Erscheinungsdatum: 12/2012, Medium: Buch, Einband: Gebunden, Titel: Dorothy Dale's Queer Holidays, Autor: Penrose, Margaret, Verlag: TREDITION CLASSICS, Sprache: Englisch, Rubrik: Belletristik // Romane, Erzählungen, Seiten: 172, Informationen: HC runder Rücken kaschiert, Gewicht: 318 gr, Verkäufer: averdo
Erscheinungsdatum: 14.08.2006, Medium: Taschenbuch, Einband: Kartoniert / Broschiert, Titel: Dorothy Dale's Queer Holidays, Autor: Penrose, Margaret, Verlag: Echo Library, Sprache: Englisch, Schlagworte: FICTION // General, Rubrik: Belletristik // Romane, Erzählungen, Seiten: 116, Informationen: Paperback, Gewicht: 181 gr, Verkäufer: averdo
Erscheinungsdatum: 17.11.2017, Einband: Paperback, Titelzusatz: Roman, Originaltitel: 10 Things I Can See From Here, Autor: Mac, Carrie, Übersetzer: Christiane Steen, Verlag: Rowohlt Verlag, Sprache: Deutsch, Schlagworte: Angststörung // Dorothy // Geburt // Geige // Haiti // John Green // lesbische Liebe // Maeve // Patchworkfamilie // queer // Railway Kings // Regenbogen // Salix // Vancouver // Zwänge // Zwillinge, Altersangabe: Lesealter: 14-99 J., Produktform: Kartoniert, Umfang: 352 S., Seiten: 352, Format: 2.6 x 21.2 x 13.6 cm, Gewicht: 423 gr, Verkäufer: averdo
In this book, Jaime Harker uncovers a largely forgotten literary renaissance in southern letters. Anchored by a constellation of southern women, the Women in Print movement grew from the queer union of women's liberation, civil rights activism, gay liberation, and print culture. Broadly influential from the 1970s through the 1990s, the Women in Print movement created a network of writers, publishers, bookstores, and readers that fostered a remarkable array of literature. With the freedom that the Women in Print movement inspired, southern lesbian feminists remade southernness as a site of intersectional radicalism, transgressive sexuality, and liberatory space. Including in her study well-known authors - like Dorothy Allison and Alice Walker - as well as overlooked writers, publishers, and editors, Harker reconfigures the southern literary canon and the feminist canon, challenging histories of feminism and queer studies to include the south in a formative role. 1. Language: English. Narrator: Jaime Harker. Audio sample: http://samples.audible.de/bk/adbl/052109/bk_adbl_052109_sample.mp3. Digital audiobook in aax.
The tragic sentiment of Southern literature and its heteronormative perspective are foundational attributes generally accepted by both popular and scholarly audiences.
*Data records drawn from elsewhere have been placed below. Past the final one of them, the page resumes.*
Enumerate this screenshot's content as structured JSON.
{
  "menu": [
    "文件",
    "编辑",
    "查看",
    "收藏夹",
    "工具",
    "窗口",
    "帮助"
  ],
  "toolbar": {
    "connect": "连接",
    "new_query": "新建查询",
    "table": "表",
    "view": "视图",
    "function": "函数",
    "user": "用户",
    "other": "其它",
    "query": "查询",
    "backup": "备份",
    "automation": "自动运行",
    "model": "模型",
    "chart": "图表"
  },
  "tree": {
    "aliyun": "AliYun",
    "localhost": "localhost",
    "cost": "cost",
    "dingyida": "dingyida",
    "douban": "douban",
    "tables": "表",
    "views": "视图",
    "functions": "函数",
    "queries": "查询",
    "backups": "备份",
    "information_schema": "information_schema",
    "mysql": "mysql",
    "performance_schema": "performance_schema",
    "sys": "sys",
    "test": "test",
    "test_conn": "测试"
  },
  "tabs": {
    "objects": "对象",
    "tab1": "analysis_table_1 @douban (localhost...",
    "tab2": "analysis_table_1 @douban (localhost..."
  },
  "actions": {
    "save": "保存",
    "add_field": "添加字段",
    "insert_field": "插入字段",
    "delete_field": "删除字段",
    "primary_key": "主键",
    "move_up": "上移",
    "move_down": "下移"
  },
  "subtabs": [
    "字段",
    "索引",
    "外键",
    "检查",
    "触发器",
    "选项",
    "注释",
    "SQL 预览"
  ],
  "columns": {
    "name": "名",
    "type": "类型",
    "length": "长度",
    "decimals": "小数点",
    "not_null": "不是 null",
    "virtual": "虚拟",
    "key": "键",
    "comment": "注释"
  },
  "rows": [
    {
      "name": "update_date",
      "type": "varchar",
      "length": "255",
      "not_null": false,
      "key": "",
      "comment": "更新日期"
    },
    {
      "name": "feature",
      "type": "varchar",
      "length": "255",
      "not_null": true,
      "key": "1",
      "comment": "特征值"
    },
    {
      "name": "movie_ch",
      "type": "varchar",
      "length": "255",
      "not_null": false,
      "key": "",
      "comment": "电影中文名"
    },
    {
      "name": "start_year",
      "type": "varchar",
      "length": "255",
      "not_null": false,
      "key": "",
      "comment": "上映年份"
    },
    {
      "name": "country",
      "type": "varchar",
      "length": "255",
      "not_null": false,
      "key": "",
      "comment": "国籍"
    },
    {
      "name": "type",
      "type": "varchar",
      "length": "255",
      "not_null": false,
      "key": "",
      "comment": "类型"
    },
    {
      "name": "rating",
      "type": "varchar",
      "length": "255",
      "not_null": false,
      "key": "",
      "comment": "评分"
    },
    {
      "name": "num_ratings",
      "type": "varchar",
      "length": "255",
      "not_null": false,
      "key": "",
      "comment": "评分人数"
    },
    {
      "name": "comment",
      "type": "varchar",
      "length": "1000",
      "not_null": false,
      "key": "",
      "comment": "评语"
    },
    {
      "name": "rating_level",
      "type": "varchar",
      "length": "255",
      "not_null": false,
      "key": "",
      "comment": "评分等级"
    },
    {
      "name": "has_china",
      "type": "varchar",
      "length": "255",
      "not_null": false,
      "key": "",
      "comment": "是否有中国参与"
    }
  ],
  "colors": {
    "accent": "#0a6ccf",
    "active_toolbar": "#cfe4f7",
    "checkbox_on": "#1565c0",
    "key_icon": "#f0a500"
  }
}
Yet a pantheon of great authors ranging from like Tennessee Williams, Carson McCullers, and Truman Capote to present-day voices of Alice Walker, John Waters, and David Sedaris, collectively attest to both the vibrancy of queer experience and the prevalence of humor found in this rich regional cannon. In Precious Perversions: Humor, Homosexuality, and the Southern Literary Canon, Tison Pugh challenges the premises that elevate William Faulkner and diminish Florence King, that esteem Walker Percy yet marginalize David Sedaris, by arguing for the inclusion of gay comic authors as long-standing, defining voices in the field.By redefining the tenets of Southern literature Pugh reveals long-overlooked or discounted aspects of gay humor within the South's literary realm. Noting, for example, that Tennessee Williams is revered as a dramatist who probes the heart of the human condition rather than for his submerged camp humor, and Truman Capote's comic cinema and literature never eclipsed serious works, Pugh establishes a history of mainstream and academic critique that ignored queer humor. Likewise, Florence King and Rita Mae Brown wrote defining narratives of Southern lesbian experience in, respectively, Confessions of a Failed Southern Lady and Rubyfruit Jungle, yet, according to Pugh, they are almost entirely neglected in accounts of the literary South. More recently, the author shows, the critical reception of Dorothy Allison's Bastard Out of Carolina testifies to an overarching interest in the traumatic aspects of her poetry and fiction rather than in her humor and its cathartic power. Pugh also asserts that David Sedaris, as a writer of the "post-Southern South," who appears to fall beyond the parameters of regional literature for many readers, creates a new, humorous vision of the region that recognizes both its pained history and its grudging accession to modernity.Drawing from works of key southern writers Pugh sets forth a new vision of Southern literature emerges -- one illuminated by the humor of gay voices no longer at the margins.